(Source records)
----------------------------------------

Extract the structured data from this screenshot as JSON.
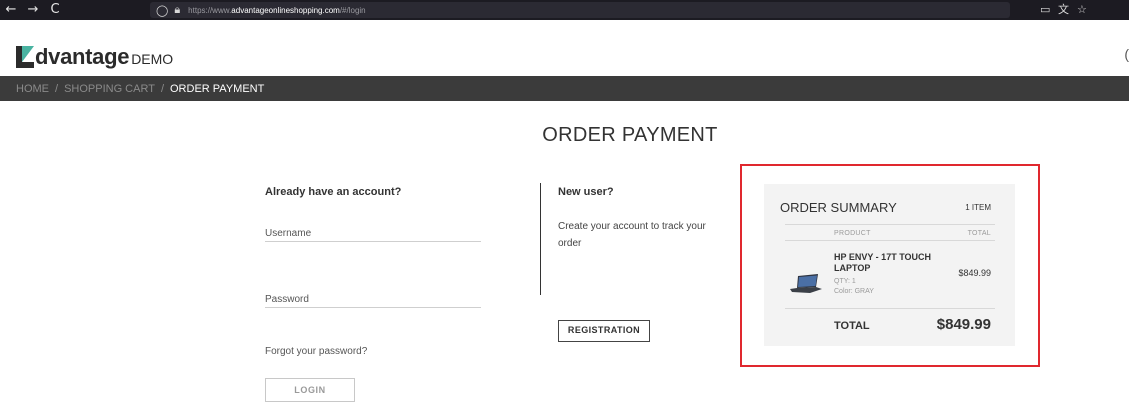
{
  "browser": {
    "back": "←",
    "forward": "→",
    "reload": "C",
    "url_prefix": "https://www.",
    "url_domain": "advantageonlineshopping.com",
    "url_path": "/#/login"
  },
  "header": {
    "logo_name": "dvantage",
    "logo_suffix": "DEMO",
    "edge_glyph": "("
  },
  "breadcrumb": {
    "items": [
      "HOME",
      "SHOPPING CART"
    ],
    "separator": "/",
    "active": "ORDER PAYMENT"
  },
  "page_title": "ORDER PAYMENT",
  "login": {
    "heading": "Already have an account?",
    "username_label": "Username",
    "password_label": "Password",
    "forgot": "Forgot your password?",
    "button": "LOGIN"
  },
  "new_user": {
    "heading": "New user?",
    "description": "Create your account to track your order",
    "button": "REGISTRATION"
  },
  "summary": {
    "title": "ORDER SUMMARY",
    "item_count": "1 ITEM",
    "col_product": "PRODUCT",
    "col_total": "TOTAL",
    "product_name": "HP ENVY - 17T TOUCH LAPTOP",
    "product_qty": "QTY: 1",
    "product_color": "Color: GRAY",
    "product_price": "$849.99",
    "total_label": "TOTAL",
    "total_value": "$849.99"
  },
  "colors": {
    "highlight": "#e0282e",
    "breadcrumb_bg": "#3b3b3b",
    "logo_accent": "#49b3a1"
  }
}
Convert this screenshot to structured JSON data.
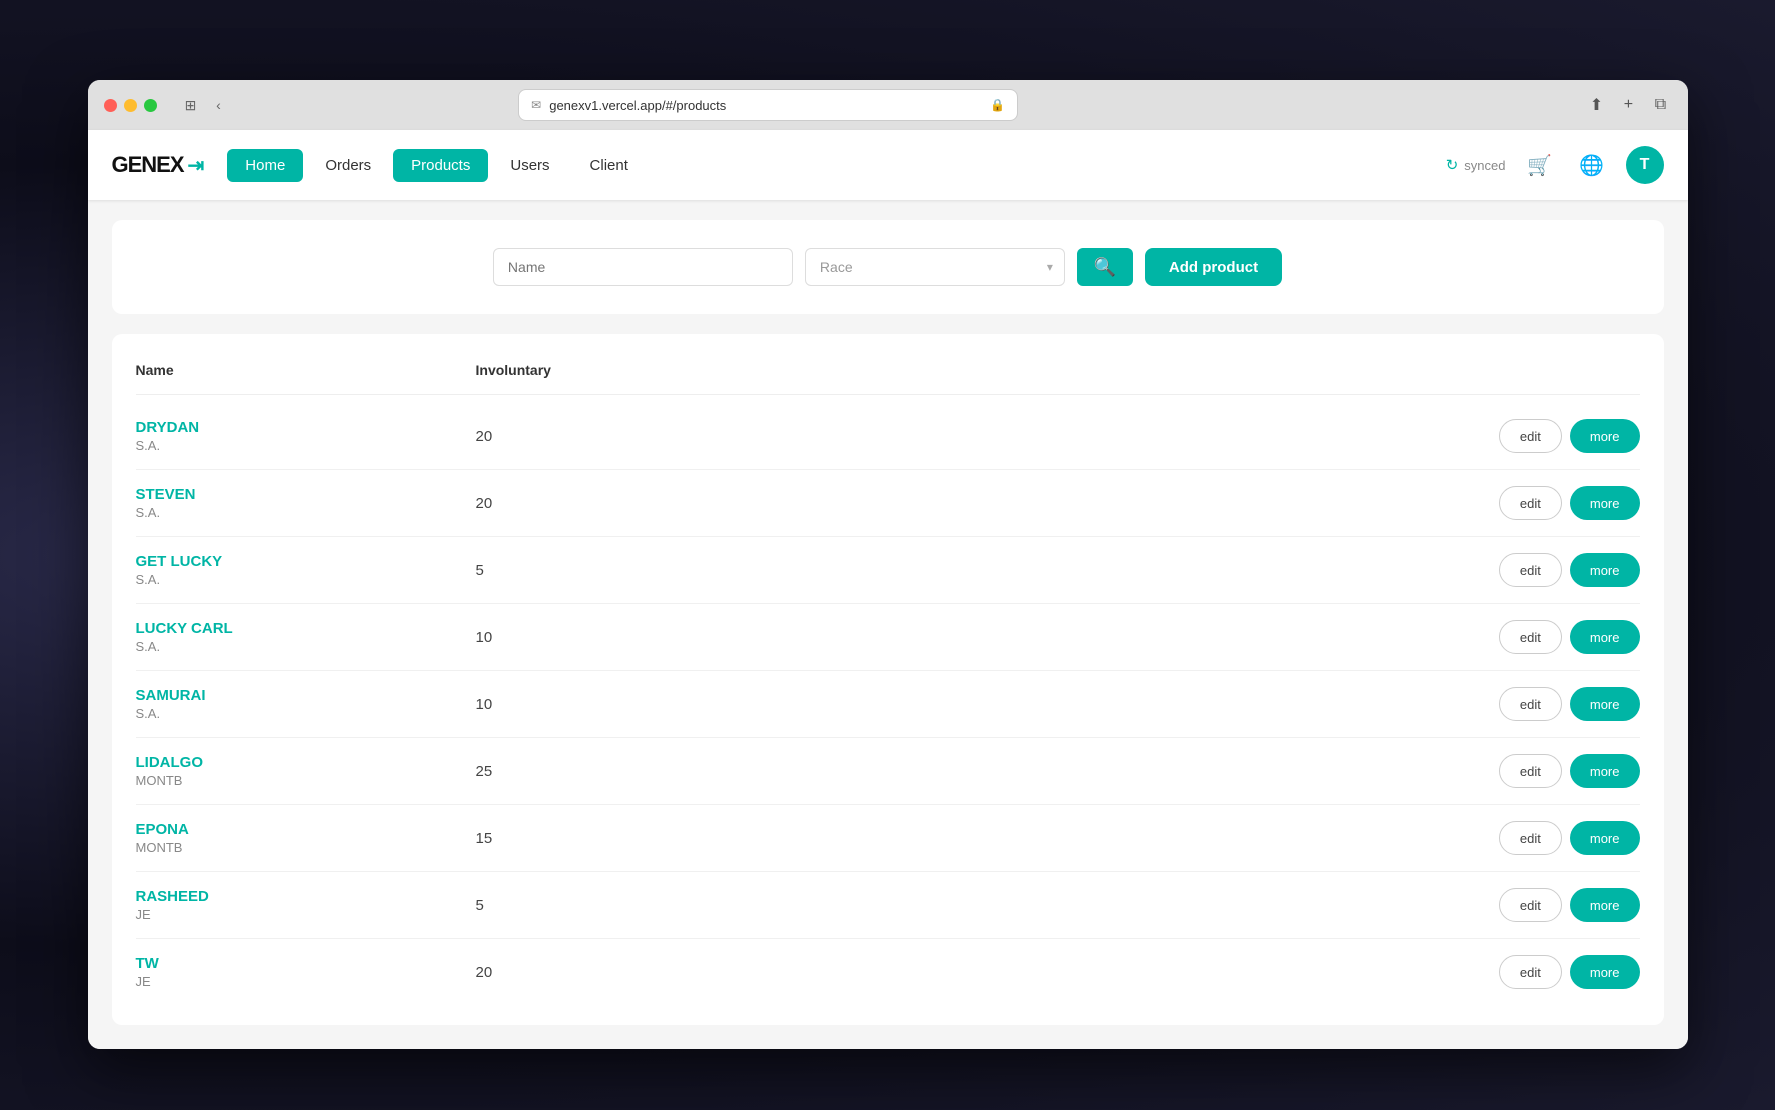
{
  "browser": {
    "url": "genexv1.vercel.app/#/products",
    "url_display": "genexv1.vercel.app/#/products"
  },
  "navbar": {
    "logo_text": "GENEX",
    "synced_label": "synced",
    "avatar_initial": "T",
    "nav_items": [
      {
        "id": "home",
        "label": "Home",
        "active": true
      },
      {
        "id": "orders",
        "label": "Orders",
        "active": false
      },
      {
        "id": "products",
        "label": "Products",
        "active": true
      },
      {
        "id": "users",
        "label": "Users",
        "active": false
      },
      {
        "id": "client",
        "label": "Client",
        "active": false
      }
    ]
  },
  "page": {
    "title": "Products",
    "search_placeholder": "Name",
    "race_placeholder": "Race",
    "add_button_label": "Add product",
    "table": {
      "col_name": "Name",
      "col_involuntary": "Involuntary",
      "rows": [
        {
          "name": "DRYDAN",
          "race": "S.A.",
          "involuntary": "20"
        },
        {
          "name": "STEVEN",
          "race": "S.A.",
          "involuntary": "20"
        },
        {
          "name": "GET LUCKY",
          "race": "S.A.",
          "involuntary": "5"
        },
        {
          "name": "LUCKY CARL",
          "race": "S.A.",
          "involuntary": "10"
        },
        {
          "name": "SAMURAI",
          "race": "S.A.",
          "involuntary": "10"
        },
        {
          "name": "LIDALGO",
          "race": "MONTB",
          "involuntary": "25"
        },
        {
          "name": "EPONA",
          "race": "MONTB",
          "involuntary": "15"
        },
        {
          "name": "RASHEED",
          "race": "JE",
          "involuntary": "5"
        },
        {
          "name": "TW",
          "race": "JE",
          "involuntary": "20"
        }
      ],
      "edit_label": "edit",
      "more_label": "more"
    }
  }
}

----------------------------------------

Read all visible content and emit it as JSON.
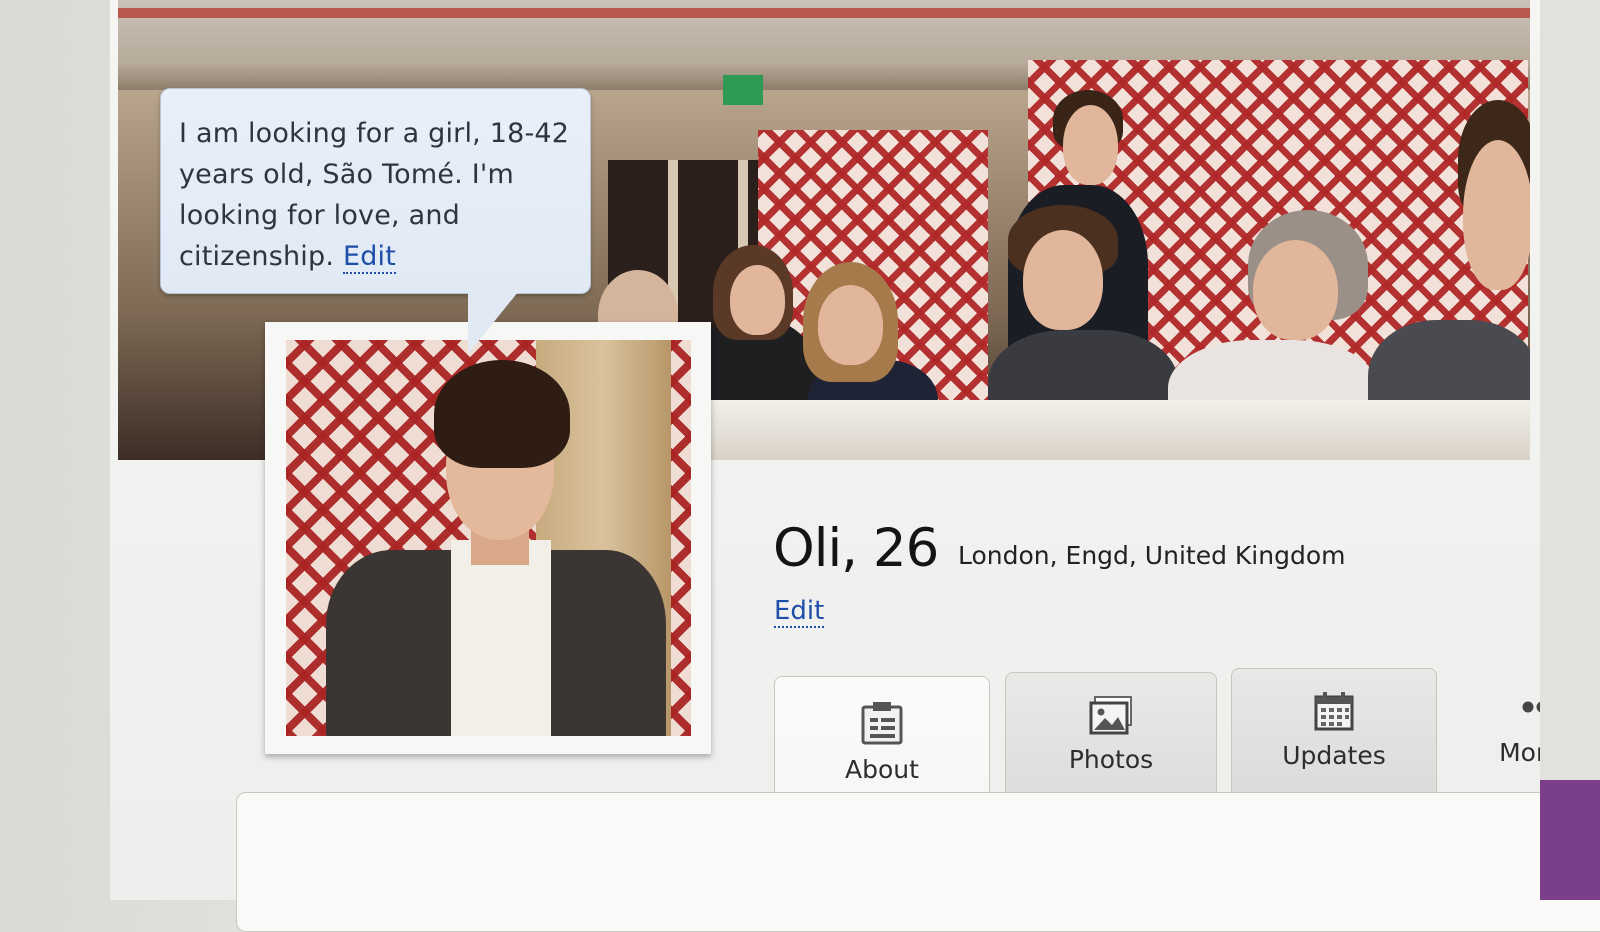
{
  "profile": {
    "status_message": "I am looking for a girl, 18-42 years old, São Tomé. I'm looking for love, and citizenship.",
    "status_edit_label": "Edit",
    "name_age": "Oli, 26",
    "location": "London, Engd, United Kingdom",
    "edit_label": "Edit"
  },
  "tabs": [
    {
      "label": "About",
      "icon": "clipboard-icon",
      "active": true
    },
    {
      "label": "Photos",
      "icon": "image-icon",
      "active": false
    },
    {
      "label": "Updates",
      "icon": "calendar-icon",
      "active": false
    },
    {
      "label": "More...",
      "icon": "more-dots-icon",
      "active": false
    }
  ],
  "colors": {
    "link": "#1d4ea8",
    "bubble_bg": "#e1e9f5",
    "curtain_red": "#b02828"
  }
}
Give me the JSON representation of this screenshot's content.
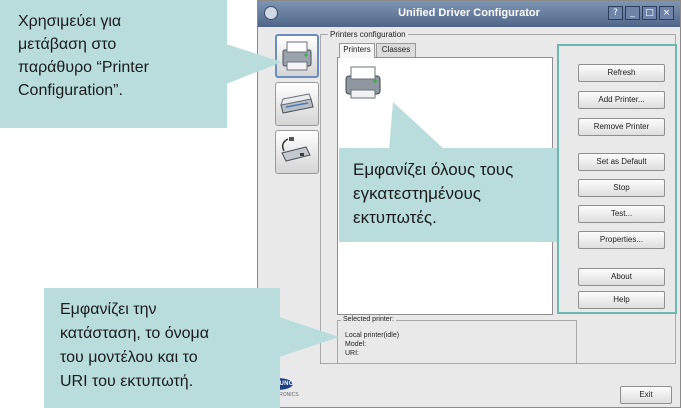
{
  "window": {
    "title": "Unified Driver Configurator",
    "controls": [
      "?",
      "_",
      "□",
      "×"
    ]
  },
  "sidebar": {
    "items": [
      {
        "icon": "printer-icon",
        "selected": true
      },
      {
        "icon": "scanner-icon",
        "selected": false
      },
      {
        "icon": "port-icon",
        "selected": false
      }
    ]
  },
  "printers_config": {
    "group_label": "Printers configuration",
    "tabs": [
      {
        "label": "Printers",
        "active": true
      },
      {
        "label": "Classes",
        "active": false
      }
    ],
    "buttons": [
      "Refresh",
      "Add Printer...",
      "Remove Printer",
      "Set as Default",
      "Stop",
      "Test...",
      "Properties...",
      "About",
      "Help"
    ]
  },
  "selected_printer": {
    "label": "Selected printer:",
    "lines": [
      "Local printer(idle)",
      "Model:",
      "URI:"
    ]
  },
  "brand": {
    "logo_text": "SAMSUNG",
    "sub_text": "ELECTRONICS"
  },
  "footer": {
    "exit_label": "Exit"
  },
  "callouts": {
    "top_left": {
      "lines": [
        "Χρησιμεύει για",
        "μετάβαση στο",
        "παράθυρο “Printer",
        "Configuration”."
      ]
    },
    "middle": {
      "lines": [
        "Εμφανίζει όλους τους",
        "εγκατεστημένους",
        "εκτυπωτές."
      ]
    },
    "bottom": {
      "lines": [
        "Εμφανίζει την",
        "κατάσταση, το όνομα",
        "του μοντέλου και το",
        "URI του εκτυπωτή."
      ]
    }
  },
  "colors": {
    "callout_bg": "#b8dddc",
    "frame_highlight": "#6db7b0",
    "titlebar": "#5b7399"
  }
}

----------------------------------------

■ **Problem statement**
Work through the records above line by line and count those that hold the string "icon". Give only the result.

■ **Result for this exercise**
7